National Press Club in History: The "real" Woodrow Wilson reveals himself
June 24, 2018 | By Gilbert Klein | firstname.lastname@example.org
The image of President Wilson, which survives to today, is of the stern son of a Presbyterian minister; the no-nonsense academic, creator of the 14 Points who ruined his health on a whistle-stop tour of the nation trying to convince the public to support his League of Nations.
Just in the past few years, his public image has been tarnished as his role in re-segregating the federal government has been emphasized.
Wilson, apparently, had a different image of himself, which he revealed to the National Press Club during his appearance on March 20, 1914, at the housewarming of the Club’s new quarters atop the Albee Building directly across 15th Street from the Treasury Department.
Wilson was no stranger to the Club. He became a member long before he was president, while he was writing a book about Congress, and he had appeared as governor of New Jersey. In fact, in the list of members included in the Club’s 1914 yearbook, Wilson is listed first as “author” and then as “President of the United States.”
At the housewarming, Wilson chatted with fellow members about how his public image did not match his self-image. He talked about what he would like to do if he were not president. Wilson’s remarks initially were off the record, but the reporters got him to relent.
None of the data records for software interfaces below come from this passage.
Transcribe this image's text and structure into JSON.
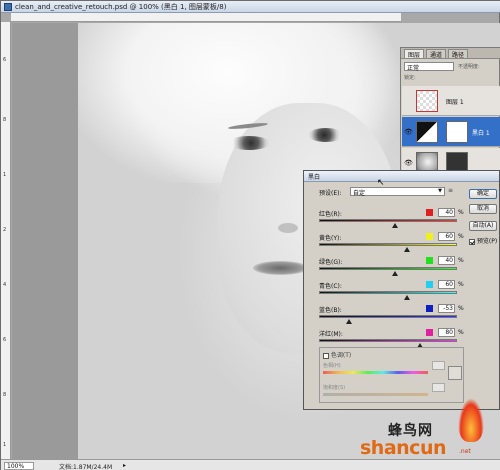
{
  "document": {
    "title": "clean_and_creative_retouch.psd @ 100% (黑白 1, 图层蒙板/8)",
    "zoom": "100%",
    "doc_size": "文档:1.87M/24.4M",
    "ruler_top": [
      "",
      "",
      "",
      "",
      "",
      "",
      "",
      "",
      ""
    ],
    "ruler_left": [
      "6",
      "8",
      "1",
      "2",
      "4",
      "6",
      "8",
      "1"
    ]
  },
  "layers_panel": {
    "tabs": [
      "图层",
      "通道",
      "路径"
    ],
    "blend_mode": "正常",
    "opacity_label": "不透明度:",
    "lock_label": "锁定:",
    "layers": [
      {
        "name": "图层 1",
        "thumb": "checker",
        "visible": false,
        "selected": false
      },
      {
        "name": "黑白 1",
        "thumb": "adjustment",
        "visible": true,
        "selected": true
      },
      {
        "name": "",
        "thumb": "photo",
        "visible": true,
        "selected": false
      }
    ]
  },
  "bw_dialog": {
    "title": "黑白",
    "preset_label": "预设(E):",
    "preset_value": "自定",
    "preset_menu_icon": "≡",
    "buttons": {
      "ok": "确定",
      "cancel": "取消",
      "auto": "自动(A)"
    },
    "preview_label": "预览(P)",
    "preview_checked": true,
    "sliders": [
      {
        "label": "红色(R):",
        "value": "40",
        "color": "#e02020",
        "track": "red",
        "level": 0.55
      },
      {
        "label": "黄色(Y):",
        "value": "60",
        "color": "#f0f020",
        "track": "yellow",
        "level": 0.64
      },
      {
        "label": "绿色(G):",
        "value": "40",
        "color": "#20e020",
        "track": "green",
        "level": 0.55
      },
      {
        "label": "青色(C):",
        "value": "60",
        "color": "#20d0f0",
        "track": "cyan",
        "level": 0.64
      },
      {
        "label": "蓝色(B):",
        "value": "-53",
        "color": "#1020c0",
        "track": "blue",
        "level": 0.22
      },
      {
        "label": "洋红(M):",
        "value": "80",
        "color": "#e020a0",
        "track": "magenta",
        "level": 0.73
      }
    ],
    "percent": "%",
    "tint": {
      "label": "色调(T)",
      "checked": false,
      "hue_label": "色相(H)",
      "sat_label": "饱和度(S)"
    }
  },
  "watermark": {
    "top": "蜂鸟网",
    "main": "shancun",
    "sub": ".net"
  },
  "colors": {
    "selected_layer": "#3470c8",
    "watermark_orange": "#e06a14"
  }
}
The story the next day was plastered across front pages nationwide.
The Washington Post headline read:
An Intimate Picture of Woodrow Wilson, the Man, as Drawn by Himself, Chief Executive Says He Longs to Masquerade in Wig and Beard, Free From All Stately Restraint; Revels in Wild Detective Yarns
With the subhead:
Finds it Hard to Hold in Leash His Natural Exuberance – Only Consolation for Being a “National Exhibit,” Like the Monument and Museum, Is His Love for Man in the Street – Does Not Recognize Himself in Some of the Sincerest Pen Pictures Drawn of Him – Hopes to Really See Washington When He Escapes from Leading Strings.
The Club’s 1928 history summed up the event this way:
“Mr. Wilson said that he must be some kind of fraud if people think him a cold and removed person with a thinking machine inside capable of adjustment to circumstances and not subject to the winds of affection and emotion. ‘If I were to interpret myself I would say that my constant embarrassment is to restrain the emotions inside me. You may not believe it, but sometimes I feel like a fire from a far from extinct volcano, and if the lava does not seem to spill over it is because you are not high enough to see into the basin.’”
Wilson concluded that if he could disguise himself, he would leave the White House to mingle with ordinary people.
“I would go out, be a free American citizen once more, and have a jolly good time,” he said. “I then might meet some of you gentlemen and tell you what I actually thought.”
This is another in a series provided by Club historian Gil Klein. Dig down anywhere in the Club’s 110-year history, and you will find some kind of significant event in the history of the world, the nation, Washington and the Club itself. Many of these events were caught in illustrations that tell the stories.